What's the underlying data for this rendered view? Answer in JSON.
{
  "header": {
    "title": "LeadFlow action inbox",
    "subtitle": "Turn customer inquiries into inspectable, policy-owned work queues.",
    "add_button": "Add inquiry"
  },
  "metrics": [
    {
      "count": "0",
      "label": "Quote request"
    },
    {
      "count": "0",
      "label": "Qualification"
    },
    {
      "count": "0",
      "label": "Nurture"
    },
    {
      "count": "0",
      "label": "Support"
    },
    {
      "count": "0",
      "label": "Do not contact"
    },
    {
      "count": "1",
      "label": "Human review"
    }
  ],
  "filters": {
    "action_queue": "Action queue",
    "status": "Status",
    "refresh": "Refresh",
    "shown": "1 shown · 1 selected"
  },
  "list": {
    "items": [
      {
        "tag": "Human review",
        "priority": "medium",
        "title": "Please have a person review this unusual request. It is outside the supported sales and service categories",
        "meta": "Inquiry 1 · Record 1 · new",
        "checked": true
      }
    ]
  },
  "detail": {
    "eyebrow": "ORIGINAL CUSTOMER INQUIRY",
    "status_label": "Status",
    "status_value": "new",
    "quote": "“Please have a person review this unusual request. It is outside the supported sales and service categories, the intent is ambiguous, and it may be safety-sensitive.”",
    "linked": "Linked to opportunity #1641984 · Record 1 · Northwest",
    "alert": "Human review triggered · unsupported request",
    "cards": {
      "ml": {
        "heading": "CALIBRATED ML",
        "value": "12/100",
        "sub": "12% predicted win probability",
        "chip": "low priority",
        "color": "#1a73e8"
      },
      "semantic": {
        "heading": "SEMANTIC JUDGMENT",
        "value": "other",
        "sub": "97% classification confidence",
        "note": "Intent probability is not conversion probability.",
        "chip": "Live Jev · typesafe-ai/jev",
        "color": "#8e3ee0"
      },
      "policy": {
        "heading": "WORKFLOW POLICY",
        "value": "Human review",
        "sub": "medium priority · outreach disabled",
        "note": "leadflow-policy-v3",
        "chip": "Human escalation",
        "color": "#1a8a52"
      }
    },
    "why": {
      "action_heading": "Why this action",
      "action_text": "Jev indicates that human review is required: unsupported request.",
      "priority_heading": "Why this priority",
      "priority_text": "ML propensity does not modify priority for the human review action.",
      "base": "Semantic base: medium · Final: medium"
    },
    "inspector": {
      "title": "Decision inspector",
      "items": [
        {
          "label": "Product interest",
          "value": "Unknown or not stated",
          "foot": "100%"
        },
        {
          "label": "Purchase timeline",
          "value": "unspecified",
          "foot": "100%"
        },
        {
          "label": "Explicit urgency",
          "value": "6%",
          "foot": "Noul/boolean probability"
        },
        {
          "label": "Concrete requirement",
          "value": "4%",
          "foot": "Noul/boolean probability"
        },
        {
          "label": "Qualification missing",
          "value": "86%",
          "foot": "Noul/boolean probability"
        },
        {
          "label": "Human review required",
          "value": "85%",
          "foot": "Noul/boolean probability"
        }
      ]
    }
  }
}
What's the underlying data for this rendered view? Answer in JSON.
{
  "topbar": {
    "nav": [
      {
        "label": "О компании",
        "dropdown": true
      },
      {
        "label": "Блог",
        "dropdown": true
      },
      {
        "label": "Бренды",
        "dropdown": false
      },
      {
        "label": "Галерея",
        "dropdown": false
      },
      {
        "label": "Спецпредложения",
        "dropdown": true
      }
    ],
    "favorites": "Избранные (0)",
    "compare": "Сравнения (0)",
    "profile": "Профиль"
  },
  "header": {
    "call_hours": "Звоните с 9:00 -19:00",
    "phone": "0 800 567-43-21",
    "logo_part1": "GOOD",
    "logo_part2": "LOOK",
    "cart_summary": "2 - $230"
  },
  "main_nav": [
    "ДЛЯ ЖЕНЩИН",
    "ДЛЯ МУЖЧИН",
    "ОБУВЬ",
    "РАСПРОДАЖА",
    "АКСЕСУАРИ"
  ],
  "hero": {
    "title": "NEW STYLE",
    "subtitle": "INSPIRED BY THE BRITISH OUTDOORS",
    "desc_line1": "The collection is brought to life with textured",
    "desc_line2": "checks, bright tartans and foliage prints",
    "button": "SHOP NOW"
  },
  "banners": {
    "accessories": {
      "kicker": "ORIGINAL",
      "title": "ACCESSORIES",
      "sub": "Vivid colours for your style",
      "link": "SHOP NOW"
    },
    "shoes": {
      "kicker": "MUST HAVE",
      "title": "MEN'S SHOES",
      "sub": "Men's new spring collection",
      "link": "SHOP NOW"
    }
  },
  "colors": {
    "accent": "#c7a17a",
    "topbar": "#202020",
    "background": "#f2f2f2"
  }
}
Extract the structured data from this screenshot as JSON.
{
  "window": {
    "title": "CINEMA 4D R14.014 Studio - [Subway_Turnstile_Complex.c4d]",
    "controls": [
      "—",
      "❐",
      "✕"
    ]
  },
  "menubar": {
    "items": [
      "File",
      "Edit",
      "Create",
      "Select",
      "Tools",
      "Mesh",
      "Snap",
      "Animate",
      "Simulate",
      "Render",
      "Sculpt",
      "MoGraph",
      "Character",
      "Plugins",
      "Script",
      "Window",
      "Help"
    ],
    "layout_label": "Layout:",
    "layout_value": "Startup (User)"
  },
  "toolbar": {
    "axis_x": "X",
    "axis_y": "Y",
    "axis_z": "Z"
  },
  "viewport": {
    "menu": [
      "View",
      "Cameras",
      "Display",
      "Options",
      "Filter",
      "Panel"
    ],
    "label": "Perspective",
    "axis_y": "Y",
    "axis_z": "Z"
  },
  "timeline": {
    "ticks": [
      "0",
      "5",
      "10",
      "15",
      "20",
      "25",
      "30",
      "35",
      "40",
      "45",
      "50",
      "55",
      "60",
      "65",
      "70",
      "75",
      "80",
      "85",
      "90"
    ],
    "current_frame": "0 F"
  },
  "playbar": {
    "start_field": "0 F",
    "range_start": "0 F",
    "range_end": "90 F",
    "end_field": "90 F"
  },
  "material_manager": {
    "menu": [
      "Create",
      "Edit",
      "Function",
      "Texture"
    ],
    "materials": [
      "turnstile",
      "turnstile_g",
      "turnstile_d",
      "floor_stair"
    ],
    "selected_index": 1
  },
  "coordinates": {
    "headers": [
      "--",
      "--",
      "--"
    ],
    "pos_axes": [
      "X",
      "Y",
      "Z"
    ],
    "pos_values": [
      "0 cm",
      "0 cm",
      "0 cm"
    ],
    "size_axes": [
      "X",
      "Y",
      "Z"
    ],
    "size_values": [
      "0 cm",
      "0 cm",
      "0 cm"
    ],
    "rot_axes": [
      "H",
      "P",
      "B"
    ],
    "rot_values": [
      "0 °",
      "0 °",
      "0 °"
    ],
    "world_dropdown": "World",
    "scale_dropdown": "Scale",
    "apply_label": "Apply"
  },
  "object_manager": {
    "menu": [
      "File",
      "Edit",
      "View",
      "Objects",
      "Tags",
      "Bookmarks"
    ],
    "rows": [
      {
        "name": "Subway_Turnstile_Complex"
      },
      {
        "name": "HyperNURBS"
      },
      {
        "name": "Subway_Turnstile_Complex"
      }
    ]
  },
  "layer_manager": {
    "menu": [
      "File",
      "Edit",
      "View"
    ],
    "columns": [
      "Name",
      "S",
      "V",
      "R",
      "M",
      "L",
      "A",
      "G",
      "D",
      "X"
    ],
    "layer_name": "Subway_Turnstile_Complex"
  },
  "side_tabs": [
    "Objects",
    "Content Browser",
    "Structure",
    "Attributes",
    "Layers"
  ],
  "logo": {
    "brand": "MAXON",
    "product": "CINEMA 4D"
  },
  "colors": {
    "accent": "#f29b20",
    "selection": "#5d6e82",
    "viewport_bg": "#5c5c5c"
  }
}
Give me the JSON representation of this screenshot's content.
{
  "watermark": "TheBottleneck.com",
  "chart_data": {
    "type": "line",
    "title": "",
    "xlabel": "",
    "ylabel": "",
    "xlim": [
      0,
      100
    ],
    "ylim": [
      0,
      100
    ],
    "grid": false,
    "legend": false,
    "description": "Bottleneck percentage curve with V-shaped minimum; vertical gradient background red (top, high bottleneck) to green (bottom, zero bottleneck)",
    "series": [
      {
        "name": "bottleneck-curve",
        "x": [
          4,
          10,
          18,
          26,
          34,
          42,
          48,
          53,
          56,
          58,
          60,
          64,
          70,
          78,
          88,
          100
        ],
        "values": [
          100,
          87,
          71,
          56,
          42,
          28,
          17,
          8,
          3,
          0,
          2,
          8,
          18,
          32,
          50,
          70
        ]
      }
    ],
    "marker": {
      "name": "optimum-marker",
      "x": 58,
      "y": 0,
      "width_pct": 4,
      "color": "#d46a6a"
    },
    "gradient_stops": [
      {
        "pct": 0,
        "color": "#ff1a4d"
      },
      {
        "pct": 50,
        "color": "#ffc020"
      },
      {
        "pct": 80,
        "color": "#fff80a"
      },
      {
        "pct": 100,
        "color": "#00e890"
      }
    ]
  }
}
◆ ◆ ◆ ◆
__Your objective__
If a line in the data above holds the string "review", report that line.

__Reply__
      "label": "Human review"
        "tag": "Human review",
        "title": "Please have a person review this unusual request. It is outside the supported sales and service categories",
    "quote": "“Please have a person review this unusual request. It is outside the supported sales and service categories, the intent is ambiguous, and it may be safety-sensitive.”",
    "alert": "Human review triggered · unsupported request",
        "value": "Human review",
      "action_text": "Jev indicates that human review is required: unsupported request.",
      "priority_text": "ML propensity does not modify priority for the human review action.",
          "label": "Human review required",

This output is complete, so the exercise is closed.